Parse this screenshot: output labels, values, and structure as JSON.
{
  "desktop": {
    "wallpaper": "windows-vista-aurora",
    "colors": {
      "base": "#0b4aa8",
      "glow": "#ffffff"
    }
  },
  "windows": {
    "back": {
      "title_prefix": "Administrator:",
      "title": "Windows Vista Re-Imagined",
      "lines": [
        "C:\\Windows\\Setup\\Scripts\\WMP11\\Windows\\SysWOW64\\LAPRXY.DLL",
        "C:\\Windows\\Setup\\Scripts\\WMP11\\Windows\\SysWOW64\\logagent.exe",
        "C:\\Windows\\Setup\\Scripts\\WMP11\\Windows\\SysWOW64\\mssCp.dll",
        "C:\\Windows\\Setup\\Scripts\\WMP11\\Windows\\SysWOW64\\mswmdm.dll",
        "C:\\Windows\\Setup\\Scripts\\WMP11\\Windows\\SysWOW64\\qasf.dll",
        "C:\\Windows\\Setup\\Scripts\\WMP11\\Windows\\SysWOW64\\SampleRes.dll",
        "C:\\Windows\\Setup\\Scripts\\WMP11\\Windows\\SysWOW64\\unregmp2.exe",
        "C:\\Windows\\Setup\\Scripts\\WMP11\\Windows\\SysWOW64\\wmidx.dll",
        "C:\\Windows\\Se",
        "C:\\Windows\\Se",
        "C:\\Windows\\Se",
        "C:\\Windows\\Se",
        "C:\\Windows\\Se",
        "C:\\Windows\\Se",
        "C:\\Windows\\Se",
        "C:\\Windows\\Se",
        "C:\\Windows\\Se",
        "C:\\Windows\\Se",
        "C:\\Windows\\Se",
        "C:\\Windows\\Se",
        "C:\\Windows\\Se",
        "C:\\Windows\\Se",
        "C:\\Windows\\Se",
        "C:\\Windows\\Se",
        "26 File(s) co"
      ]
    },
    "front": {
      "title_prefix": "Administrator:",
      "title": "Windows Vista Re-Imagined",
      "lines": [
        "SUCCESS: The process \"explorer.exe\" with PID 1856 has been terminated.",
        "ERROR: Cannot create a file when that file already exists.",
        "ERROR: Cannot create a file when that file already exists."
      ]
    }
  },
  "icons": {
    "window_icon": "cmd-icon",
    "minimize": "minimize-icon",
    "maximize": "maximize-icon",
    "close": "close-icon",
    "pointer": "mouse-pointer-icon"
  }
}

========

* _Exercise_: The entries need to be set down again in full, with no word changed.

* _Exercise answer_:
Parse this screenshot: output labels, values, and structure as JSON.
{
  "desktop": {
    "wallpaper": "windows-vista-aurora",
    "colors": {
      "base": "#0b4aa8",
      "glow": "#ffffff"
    }
  },
  "windows": {
    "back": {
      "title_prefix": "Administrator:",
      "title": "Windows Vista Re-Imagined",
      "lines": [
        "C:\\Windows\\Setup\\Scripts\\WMP11\\Windows\\SysWOW64\\LAPRXY.DLL",
        "C:\\Windows\\Setup\\Scripts\\WMP11\\Windows\\SysWOW64\\logagent.exe",
        "C:\\Windows\\Setup\\Scripts\\WMP11\\Windows\\SysWOW64\\mssCp.dll",
        "C:\\Windows\\Setup\\Scripts\\WMP11\\Windows\\SysWOW64\\mswmdm.dll",
        "C:\\Windows\\Setup\\Scripts\\WMP11\\Windows\\SysWOW64\\qasf.dll",
        "C:\\Windows\\Setup\\Scripts\\WMP11\\Windows\\SysWOW64\\SampleRes.dll",
        "C:\\Windows\\Setup\\Scripts\\WMP11\\Windows\\SysWOW64\\unregmp2.exe",
        "C:\\Windows\\Setup\\Scripts\\WMP11\\Windows\\SysWOW64\\wmidx.dll",
        "C:\\Windows\\Se",
        "C:\\Windows\\Se",
        "C:\\Windows\\Se",
        "C:\\Windows\\Se",
        "C:\\Windows\\Se",
        "C:\\Windows\\Se",
        "C:\\Windows\\Se",
        "C:\\Windows\\Se",
        "C:\\Windows\\Se",
        "C:\\Windows\\Se",
        "C:\\Windows\\Se",
        "C:\\Windows\\Se",
        "C:\\Windows\\Se",
        "C:\\Windows\\Se",
        "C:\\Windows\\Se",
        "C:\\Windows\\Se",
        "26 File(s) co"
      ]
    },
    "front": {
      "title_prefix": "Administrator:",
      "title": "Windows Vista Re-Imagined",
      "lines": [
        "SUCCESS: The process \"explorer.exe\" with PID 1856 has been terminated.",
        "ERROR: Cannot create a file when that file already exists.",
        "ERROR: Cannot create a file when that file already exists."
      ]
    }
  },
  "icons": {
    "window_icon": "cmd-icon",
    "minimize": "minimize-icon",
    "maximize": "maximize-icon",
    "close": "close-icon",
    "pointer": "mouse-pointer-icon"
  }
}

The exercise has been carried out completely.